- Problem to solve: Copy each line of the data that has "hours" in it.

Available records Block Start

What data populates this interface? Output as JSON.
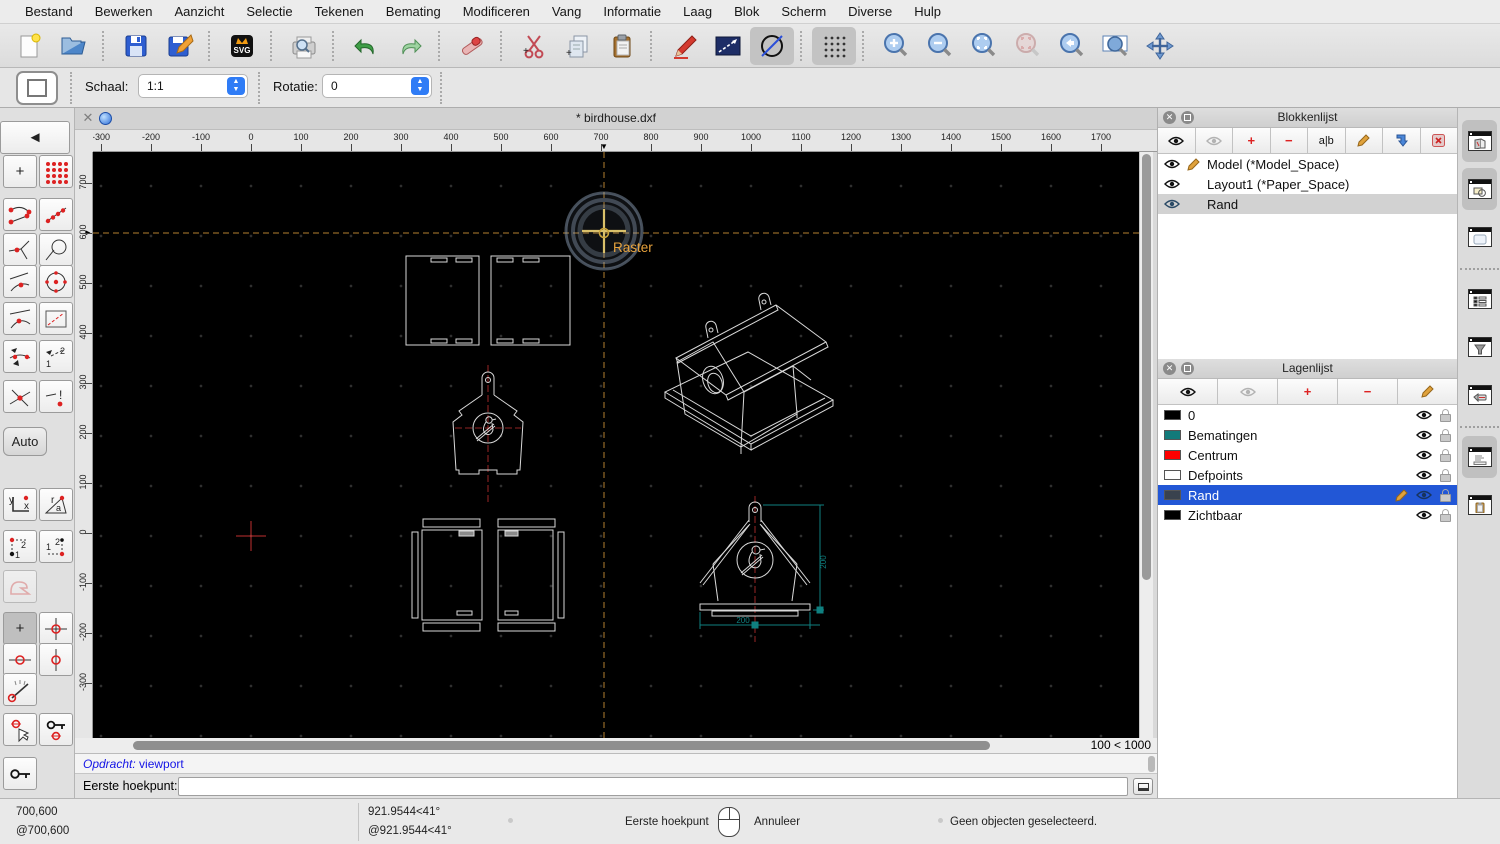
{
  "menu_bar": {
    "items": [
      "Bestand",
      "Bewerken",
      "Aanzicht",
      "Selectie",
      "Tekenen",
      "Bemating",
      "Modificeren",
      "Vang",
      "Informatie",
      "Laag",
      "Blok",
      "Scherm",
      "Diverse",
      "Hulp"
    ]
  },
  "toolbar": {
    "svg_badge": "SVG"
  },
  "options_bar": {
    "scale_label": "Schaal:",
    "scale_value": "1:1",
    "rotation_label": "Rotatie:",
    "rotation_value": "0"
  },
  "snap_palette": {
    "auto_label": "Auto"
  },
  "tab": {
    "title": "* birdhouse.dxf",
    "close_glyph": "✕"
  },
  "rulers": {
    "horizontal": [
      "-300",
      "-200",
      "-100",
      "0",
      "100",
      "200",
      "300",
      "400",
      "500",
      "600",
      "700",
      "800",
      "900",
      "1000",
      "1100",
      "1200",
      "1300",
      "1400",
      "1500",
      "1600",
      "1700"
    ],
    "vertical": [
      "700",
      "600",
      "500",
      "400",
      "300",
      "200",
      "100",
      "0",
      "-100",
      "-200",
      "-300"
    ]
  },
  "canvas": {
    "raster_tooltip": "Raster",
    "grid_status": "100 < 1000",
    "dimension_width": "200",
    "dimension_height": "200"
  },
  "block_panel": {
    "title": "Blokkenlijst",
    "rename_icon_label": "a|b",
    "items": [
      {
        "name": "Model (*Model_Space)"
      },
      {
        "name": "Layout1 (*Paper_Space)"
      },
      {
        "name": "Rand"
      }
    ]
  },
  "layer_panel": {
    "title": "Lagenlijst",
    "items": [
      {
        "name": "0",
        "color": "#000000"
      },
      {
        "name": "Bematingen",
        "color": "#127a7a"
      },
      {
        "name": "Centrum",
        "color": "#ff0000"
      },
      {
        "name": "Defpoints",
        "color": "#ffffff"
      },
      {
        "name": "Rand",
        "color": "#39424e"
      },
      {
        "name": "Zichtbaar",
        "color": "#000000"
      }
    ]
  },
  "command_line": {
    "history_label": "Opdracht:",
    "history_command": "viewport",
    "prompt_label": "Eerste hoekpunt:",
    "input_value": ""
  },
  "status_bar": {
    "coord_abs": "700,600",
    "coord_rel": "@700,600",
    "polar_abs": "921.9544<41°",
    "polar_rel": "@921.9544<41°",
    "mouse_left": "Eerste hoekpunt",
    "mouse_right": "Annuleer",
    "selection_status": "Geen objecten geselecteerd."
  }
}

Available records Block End
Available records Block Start

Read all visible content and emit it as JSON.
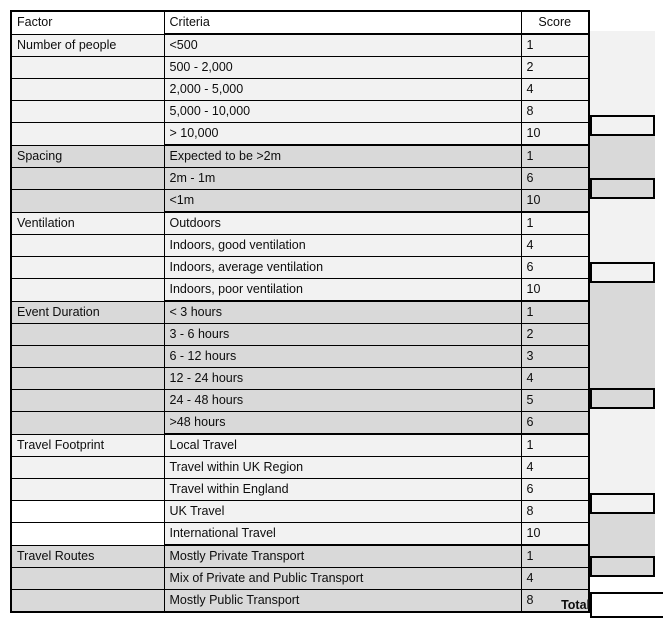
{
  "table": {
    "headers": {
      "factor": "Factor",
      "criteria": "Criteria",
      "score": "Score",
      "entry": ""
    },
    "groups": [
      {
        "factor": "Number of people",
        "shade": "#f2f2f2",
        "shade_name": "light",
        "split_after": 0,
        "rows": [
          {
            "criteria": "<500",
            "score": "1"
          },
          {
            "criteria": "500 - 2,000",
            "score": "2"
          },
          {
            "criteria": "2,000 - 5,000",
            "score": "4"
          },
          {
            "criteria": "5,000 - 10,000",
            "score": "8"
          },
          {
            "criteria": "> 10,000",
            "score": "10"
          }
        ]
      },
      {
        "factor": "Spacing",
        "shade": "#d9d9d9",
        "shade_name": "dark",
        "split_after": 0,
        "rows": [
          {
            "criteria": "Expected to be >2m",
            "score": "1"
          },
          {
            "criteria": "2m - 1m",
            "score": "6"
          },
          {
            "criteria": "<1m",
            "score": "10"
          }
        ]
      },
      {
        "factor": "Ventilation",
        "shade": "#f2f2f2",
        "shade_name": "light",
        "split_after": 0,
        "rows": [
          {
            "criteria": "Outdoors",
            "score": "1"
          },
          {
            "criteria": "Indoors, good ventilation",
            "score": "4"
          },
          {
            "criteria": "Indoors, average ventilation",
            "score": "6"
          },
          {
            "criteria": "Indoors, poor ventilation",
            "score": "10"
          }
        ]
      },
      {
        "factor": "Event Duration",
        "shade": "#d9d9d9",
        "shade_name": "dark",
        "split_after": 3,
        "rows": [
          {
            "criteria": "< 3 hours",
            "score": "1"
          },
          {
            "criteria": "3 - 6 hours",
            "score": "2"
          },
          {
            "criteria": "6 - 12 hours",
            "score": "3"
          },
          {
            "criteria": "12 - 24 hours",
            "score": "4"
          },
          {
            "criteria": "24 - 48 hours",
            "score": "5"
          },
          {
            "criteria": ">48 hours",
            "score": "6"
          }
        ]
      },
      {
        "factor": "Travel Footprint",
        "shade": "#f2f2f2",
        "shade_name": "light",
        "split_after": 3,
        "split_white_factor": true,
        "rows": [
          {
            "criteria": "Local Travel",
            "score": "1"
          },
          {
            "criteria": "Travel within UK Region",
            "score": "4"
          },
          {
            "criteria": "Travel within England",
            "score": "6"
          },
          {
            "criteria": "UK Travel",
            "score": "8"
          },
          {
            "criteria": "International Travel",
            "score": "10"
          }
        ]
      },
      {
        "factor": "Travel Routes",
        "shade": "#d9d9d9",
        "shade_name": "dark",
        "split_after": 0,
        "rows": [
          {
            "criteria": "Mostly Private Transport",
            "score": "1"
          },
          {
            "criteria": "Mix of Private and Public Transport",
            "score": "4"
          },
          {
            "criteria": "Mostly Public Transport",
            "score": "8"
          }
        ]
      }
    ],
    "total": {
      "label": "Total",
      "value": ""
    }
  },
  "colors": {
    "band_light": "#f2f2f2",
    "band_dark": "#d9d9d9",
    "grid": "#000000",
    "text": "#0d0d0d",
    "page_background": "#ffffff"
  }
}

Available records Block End

- Exercise solution:
            "criteria": "< 3 hours",
            "criteria": "3 - 6 hours",
            "criteria": "6 - 12 hours",
            "criteria": "12 - 24 hours",
            "criteria": "24 - 48 hours",
            "criteria": ">48 hours",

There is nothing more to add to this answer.